TASK INPUTS:
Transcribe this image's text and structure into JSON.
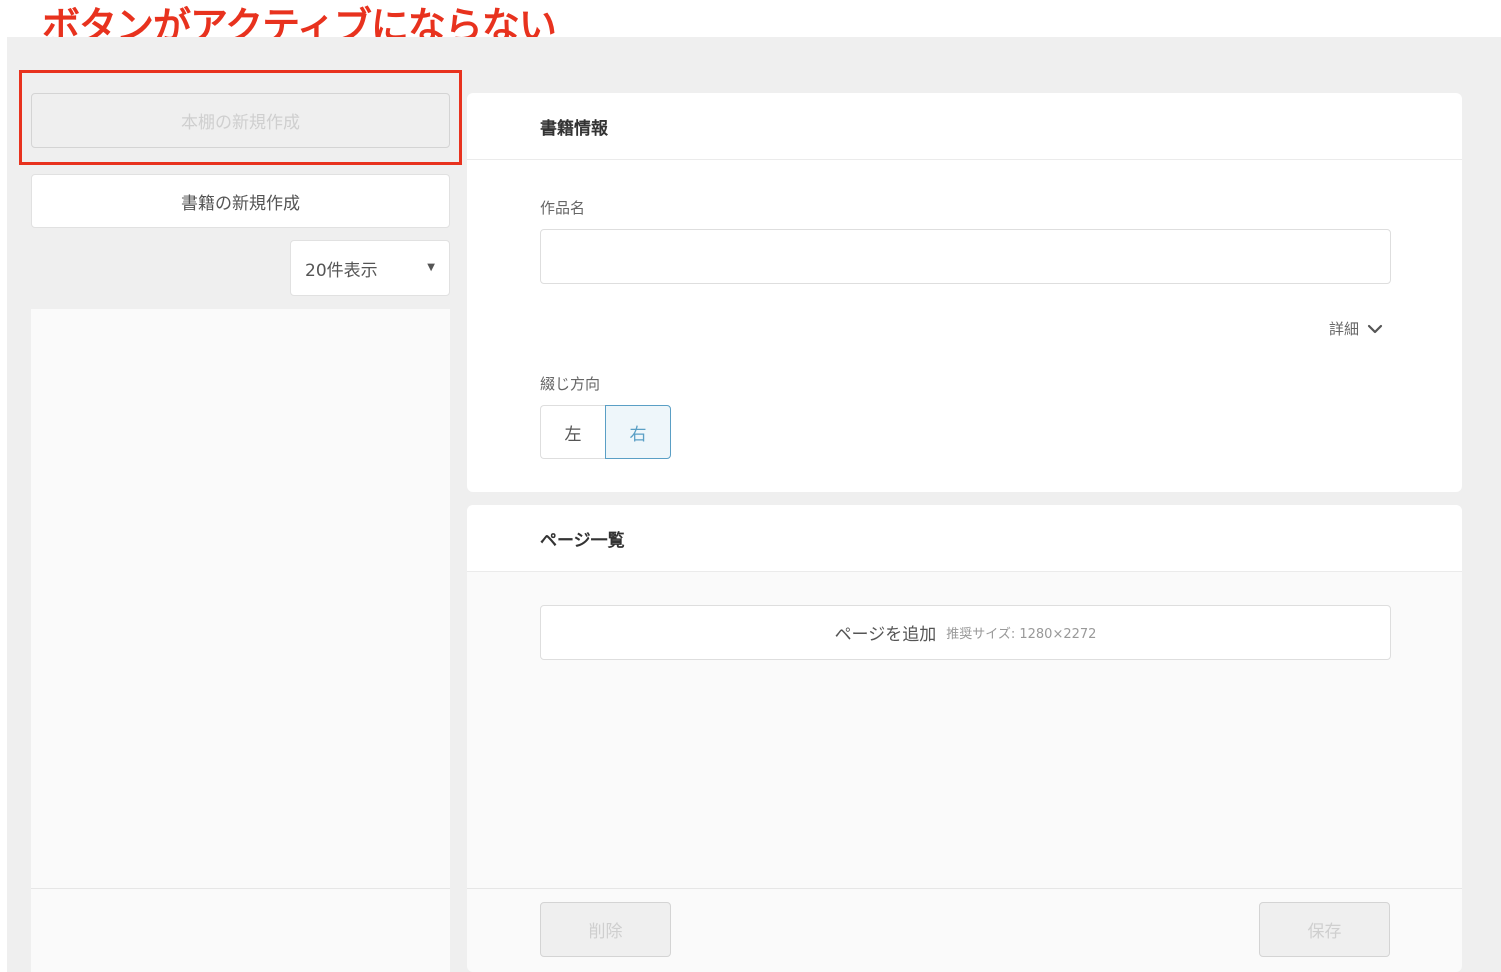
{
  "annotation": {
    "text": "ボタンがアクティブにならない",
    "color": "#e8321e"
  },
  "sidebar": {
    "new_shelf_label": "本棚の新規作成",
    "new_book_label": "書籍の新規作成",
    "page_size": {
      "selected": "20件表示",
      "caret": "▼"
    }
  },
  "book_info": {
    "title": "書籍情報",
    "work_name_label": "作品名",
    "work_name_value": "",
    "details_label": "詳細",
    "binding_label": "綴じ方向",
    "binding_options": [
      "左",
      "右"
    ],
    "binding_selected": "右"
  },
  "pages": {
    "title": "ページ一覧",
    "add_label": "ページを追加",
    "add_hint": "推奨サイズ: 1280×2272",
    "delete_label": "削除",
    "save_label": "保存"
  },
  "colors": {
    "accent": "#5a9fc5",
    "annotation": "#e8321e",
    "disabled_text": "#cfcfcf",
    "background": "#efefef"
  }
}
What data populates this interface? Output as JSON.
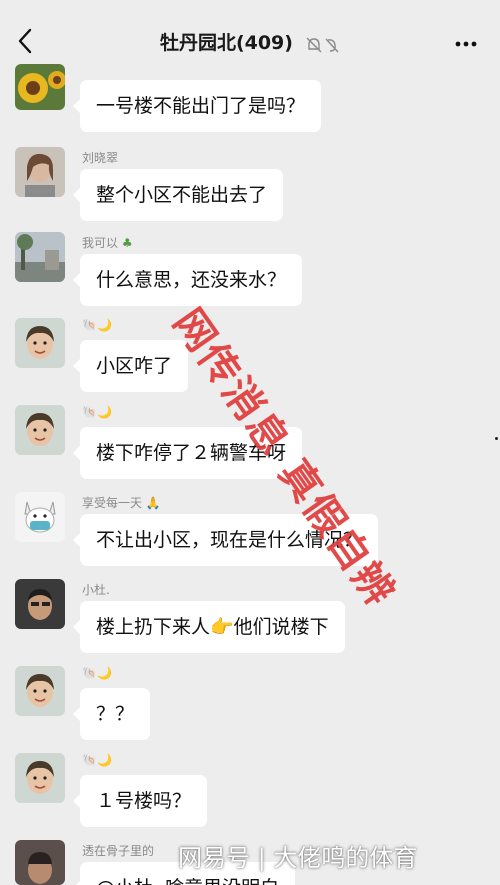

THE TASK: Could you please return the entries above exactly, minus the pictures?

OUTPUT OF THE TASK:
Transcribe this image's text and structure into JSON.
{
  "annotation": {
    "text": "ボタンがアクティブにならない",
    "color": "#e8321e"
  },
  "sidebar": {
    "new_shelf_label": "本棚の新規作成",
    "new_book_label": "書籍の新規作成",
    "page_size": {
      "selected": "20件表示",
      "caret": "▼"
    }
  },
  "book_info": {
    "title": "書籍情報",
    "work_name_label": "作品名",
    "work_name_value": "",
    "details_label": "詳細",
    "binding_label": "綴じ方向",
    "binding_options": [
      "左",
      "右"
    ],
    "binding_selected": "右"
  },
  "pages": {
    "title": "ページ一覧",
    "add_label": "ページを追加",
    "add_hint": "推奨サイズ: 1280×2272",
    "delete_label": "削除",
    "save_label": "保存"
  },
  "colors": {
    "accent": "#5a9fc5",
    "annotation": "#e8321e",
    "disabled_text": "#cfcfcf",
    "background": "#efefef"
  }
}
What data populates this interface? Output as JSON.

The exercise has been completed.